- Opening Delimiter -

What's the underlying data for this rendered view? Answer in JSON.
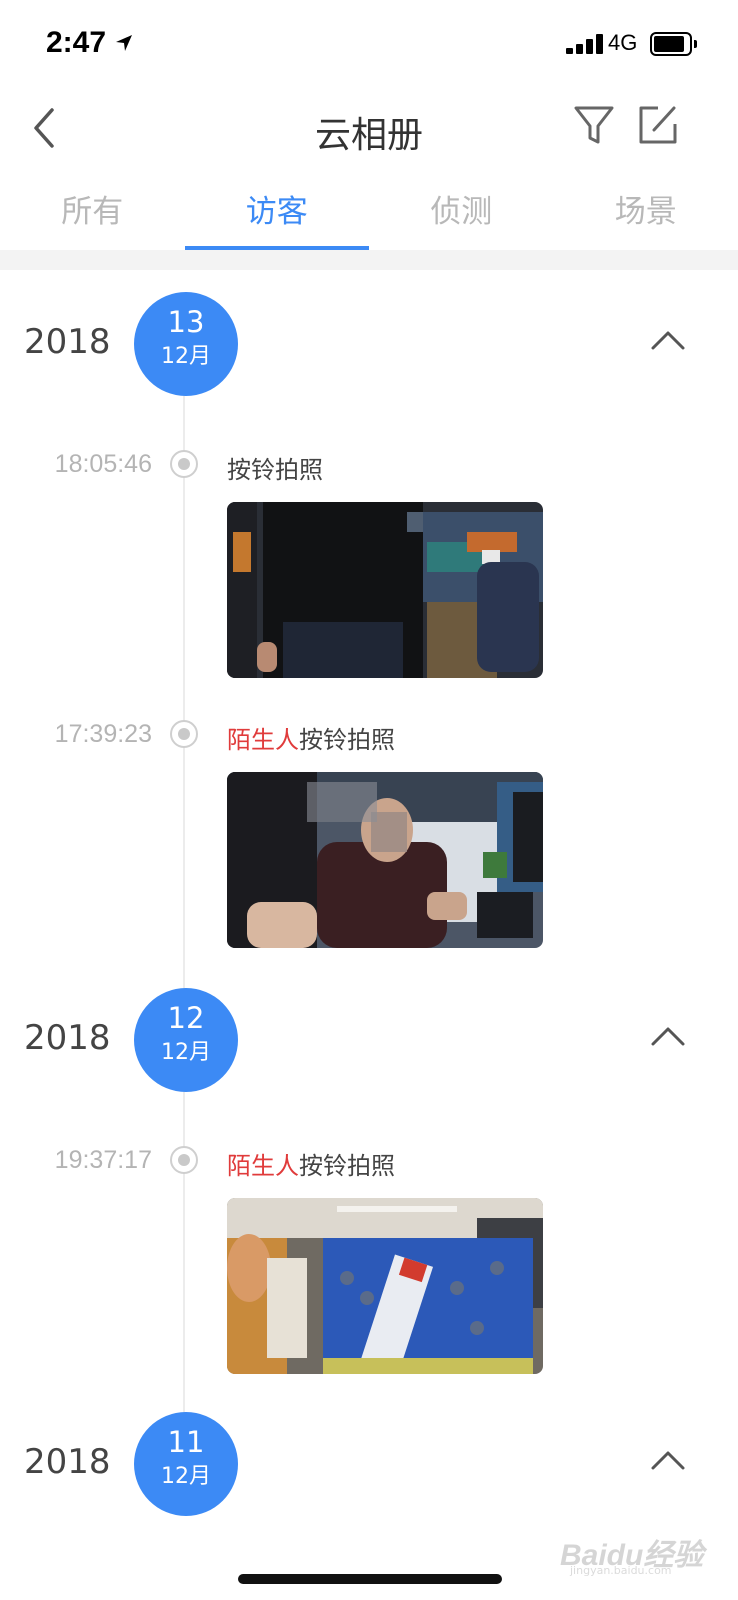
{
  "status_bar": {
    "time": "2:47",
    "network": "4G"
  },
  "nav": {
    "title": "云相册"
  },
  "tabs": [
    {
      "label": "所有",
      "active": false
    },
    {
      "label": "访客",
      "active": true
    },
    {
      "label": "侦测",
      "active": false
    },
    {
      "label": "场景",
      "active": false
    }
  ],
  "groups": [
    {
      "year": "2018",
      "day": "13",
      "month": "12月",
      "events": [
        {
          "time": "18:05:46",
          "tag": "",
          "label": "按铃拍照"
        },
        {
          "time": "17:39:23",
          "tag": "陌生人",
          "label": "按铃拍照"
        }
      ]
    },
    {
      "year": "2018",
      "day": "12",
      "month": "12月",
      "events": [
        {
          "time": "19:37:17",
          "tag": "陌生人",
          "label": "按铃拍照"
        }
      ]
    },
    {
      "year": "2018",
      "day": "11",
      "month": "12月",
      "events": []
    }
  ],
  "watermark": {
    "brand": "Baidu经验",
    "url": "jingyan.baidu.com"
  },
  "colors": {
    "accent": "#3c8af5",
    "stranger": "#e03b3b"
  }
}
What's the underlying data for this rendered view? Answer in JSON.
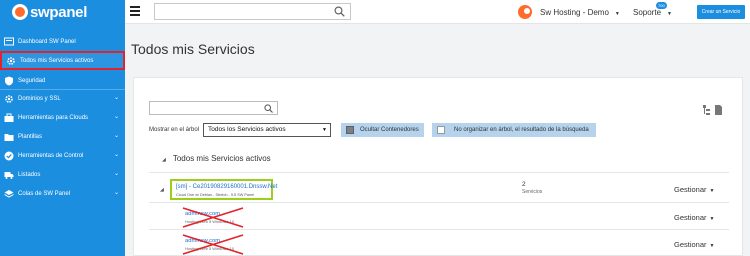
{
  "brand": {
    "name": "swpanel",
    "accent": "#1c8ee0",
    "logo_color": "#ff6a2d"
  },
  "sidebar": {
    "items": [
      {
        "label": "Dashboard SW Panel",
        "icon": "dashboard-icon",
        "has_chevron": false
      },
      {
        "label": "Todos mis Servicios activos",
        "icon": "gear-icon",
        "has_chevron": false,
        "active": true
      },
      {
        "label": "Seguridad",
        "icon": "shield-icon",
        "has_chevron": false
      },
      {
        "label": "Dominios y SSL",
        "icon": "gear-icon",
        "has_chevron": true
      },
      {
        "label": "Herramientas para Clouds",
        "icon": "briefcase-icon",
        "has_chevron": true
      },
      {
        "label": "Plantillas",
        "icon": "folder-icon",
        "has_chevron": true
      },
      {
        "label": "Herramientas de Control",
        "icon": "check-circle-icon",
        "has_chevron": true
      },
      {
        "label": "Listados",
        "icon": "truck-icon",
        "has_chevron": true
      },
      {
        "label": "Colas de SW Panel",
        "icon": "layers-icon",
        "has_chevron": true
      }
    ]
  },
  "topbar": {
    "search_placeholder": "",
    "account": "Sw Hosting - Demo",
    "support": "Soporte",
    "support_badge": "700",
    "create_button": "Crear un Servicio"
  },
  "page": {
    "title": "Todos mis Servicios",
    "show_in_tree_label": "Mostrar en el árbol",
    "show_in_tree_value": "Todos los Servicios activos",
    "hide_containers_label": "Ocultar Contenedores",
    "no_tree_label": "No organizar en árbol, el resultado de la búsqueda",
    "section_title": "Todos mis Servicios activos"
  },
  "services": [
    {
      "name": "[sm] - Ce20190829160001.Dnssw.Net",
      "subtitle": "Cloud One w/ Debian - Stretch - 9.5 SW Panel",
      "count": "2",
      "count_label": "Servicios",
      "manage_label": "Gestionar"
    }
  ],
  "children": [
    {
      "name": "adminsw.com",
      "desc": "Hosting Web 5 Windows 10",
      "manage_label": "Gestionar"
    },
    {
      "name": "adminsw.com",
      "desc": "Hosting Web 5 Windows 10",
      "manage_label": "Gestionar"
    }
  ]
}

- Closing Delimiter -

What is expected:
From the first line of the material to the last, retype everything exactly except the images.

Result of the exercise:
What's the underlying data for this rendered view? Answer in JSON.
{
  "status_bar": {
    "time": "2:47",
    "network": "4G"
  },
  "nav": {
    "title": "云相册"
  },
  "tabs": [
    {
      "label": "所有",
      "active": false
    },
    {
      "label": "访客",
      "active": true
    },
    {
      "label": "侦测",
      "active": false
    },
    {
      "label": "场景",
      "active": false
    }
  ],
  "groups": [
    {
      "year": "2018",
      "day": "13",
      "month": "12月",
      "events": [
        {
          "time": "18:05:46",
          "tag": "",
          "label": "按铃拍照"
        },
        {
          "time": "17:39:23",
          "tag": "陌生人",
          "label": "按铃拍照"
        }
      ]
    },
    {
      "year": "2018",
      "day": "12",
      "month": "12月",
      "events": [
        {
          "time": "19:37:17",
          "tag": "陌生人",
          "label": "按铃拍照"
        }
      ]
    },
    {
      "year": "2018",
      "day": "11",
      "month": "12月",
      "events": []
    }
  ],
  "watermark": {
    "brand": "Baidu经验",
    "url": "jingyan.baidu.com"
  },
  "colors": {
    "accent": "#3c8af5",
    "stranger": "#e03b3b"
  }
}
What's the underlying data for this rendered view? Answer in JSON.
{
  "brand": {
    "name": "swpanel",
    "accent": "#1c8ee0",
    "logo_color": "#ff6a2d"
  },
  "sidebar": {
    "items": [
      {
        "label": "Dashboard SW Panel",
        "icon": "dashboard-icon",
        "has_chevron": false
      },
      {
        "label": "Todos mis Servicios activos",
        "icon": "gear-icon",
        "has_chevron": false,
        "active": true
      },
      {
        "label": "Seguridad",
        "icon": "shield-icon",
        "has_chevron": false
      },
      {
        "label": "Dominios y SSL",
        "icon": "gear-icon",
        "has_chevron": true
      },
      {
        "label": "Herramientas para Clouds",
        "icon": "briefcase-icon",
        "has_chevron": true
      },
      {
        "label": "Plantillas",
        "icon": "folder-icon",
        "has_chevron": true
      },
      {
        "label": "Herramientas de Control",
        "icon": "check-circle-icon",
        "has_chevron": true
      },
      {
        "label": "Listados",
        "icon": "truck-icon",
        "has_chevron": true
      },
      {
        "label": "Colas de SW Panel",
        "icon": "layers-icon",
        "has_chevron": true
      }
    ]
  },
  "topbar": {
    "search_placeholder": "",
    "account": "Sw Hosting - Demo",
    "support": "Soporte",
    "support_badge": "700",
    "create_button": "Crear un Servicio"
  },
  "page": {
    "title": "Todos mis Servicios",
    "show_in_tree_label": "Mostrar en el árbol",
    "show_in_tree_value": "Todos los Servicios activos",
    "hide_containers_label": "Ocultar Contenedores",
    "no_tree_label": "No organizar en árbol, el resultado de la búsqueda",
    "section_title": "Todos mis Servicios activos"
  },
  "services": [
    {
      "name": "[sm] - Ce20190829160001.Dnssw.Net",
      "subtitle": "Cloud One w/ Debian - Stretch - 9.5 SW Panel",
      "count": "2",
      "count_label": "Servicios",
      "manage_label": "Gestionar"
    }
  ],
  "children": [
    {
      "name": "adminsw.com",
      "desc": "Hosting Web 5 Windows 10",
      "manage_label": "Gestionar"
    },
    {
      "name": "adminsw.com",
      "desc": "Hosting Web 5 Windows 10",
      "manage_label": "Gestionar"
    }
  ]
}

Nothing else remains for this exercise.